─── Given entries

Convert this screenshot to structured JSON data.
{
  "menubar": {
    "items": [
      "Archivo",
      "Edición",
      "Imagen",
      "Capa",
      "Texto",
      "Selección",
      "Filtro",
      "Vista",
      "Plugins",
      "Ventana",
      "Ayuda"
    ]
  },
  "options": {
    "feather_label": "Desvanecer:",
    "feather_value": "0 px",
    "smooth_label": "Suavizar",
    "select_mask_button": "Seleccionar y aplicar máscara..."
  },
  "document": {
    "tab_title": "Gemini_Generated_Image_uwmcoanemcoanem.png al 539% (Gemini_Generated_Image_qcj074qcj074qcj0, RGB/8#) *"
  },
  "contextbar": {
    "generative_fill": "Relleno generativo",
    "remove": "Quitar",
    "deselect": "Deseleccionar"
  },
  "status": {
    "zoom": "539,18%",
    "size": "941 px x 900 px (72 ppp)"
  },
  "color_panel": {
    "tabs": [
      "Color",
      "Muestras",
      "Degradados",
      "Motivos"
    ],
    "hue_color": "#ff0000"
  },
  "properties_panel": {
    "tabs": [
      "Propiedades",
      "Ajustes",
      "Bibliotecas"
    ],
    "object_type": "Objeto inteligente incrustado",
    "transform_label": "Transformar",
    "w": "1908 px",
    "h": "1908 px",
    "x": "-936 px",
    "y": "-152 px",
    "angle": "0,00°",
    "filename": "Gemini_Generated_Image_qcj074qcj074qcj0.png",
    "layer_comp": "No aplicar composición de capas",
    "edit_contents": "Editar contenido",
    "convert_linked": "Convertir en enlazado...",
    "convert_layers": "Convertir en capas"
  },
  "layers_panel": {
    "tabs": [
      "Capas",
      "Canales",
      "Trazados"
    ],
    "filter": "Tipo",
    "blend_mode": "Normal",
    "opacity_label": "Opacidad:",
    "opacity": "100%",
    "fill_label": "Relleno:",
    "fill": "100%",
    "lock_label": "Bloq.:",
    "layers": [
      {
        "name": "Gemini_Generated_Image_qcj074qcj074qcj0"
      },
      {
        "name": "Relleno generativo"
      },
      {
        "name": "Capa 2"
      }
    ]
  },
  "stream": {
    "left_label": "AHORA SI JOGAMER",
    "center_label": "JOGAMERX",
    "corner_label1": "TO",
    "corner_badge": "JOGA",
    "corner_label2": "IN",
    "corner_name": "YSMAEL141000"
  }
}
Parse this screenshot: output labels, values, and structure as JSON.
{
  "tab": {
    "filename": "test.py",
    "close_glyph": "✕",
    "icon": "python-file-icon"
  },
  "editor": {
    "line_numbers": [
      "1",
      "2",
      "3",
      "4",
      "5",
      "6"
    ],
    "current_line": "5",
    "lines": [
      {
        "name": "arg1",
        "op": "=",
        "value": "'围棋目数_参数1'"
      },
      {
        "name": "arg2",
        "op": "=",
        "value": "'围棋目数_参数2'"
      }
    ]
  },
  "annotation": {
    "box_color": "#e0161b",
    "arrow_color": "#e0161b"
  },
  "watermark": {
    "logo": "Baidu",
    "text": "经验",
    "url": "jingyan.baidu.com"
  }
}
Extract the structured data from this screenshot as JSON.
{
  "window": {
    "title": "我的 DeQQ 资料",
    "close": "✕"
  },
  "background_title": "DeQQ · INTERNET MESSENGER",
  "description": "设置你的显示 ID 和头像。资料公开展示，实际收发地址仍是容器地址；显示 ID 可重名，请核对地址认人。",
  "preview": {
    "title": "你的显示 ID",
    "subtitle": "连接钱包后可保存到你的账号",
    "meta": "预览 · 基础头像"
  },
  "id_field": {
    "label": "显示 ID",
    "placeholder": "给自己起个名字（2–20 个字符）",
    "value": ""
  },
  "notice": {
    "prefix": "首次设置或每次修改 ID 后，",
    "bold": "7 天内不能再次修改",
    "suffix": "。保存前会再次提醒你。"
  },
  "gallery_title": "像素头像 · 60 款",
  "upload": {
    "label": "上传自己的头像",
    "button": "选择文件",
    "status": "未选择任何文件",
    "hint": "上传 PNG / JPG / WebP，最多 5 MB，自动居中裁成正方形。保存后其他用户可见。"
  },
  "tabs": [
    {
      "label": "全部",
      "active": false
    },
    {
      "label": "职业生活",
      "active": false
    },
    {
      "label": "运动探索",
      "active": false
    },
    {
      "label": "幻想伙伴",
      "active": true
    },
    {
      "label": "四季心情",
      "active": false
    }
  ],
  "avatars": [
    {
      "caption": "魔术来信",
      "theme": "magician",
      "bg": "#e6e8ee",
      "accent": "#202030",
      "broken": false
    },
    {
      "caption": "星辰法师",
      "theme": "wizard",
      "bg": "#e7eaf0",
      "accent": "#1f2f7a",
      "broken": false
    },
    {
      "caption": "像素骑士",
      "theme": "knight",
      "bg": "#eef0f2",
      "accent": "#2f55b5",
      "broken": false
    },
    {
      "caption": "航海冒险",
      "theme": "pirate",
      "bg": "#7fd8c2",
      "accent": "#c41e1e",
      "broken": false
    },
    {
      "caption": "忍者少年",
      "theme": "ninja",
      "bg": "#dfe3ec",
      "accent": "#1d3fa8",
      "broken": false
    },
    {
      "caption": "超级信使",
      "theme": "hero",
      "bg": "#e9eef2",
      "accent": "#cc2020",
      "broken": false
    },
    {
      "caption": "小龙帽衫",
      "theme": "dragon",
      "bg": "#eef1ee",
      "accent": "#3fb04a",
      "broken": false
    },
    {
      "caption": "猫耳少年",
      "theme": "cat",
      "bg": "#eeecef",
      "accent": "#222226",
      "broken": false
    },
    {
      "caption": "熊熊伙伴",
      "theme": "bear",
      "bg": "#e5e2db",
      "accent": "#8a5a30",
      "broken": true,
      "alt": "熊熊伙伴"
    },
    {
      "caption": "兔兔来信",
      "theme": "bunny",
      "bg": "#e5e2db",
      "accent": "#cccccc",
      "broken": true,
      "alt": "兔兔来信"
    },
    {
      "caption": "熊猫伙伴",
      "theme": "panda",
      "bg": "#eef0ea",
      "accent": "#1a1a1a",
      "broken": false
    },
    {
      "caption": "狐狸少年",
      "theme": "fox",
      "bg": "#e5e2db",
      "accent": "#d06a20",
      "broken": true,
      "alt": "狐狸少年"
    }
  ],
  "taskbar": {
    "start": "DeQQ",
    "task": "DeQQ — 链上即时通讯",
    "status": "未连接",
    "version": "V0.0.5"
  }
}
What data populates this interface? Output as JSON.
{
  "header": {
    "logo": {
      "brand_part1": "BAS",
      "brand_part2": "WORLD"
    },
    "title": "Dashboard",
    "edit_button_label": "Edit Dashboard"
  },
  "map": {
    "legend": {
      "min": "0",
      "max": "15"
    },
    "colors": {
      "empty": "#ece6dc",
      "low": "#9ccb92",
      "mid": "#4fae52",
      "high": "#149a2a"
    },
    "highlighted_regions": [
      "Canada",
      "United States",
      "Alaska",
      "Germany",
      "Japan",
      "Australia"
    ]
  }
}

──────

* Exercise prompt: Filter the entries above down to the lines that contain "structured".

* Your solution:
Convert this screenshot to structured JSON data.
Extract the structured data from this screenshot as JSON.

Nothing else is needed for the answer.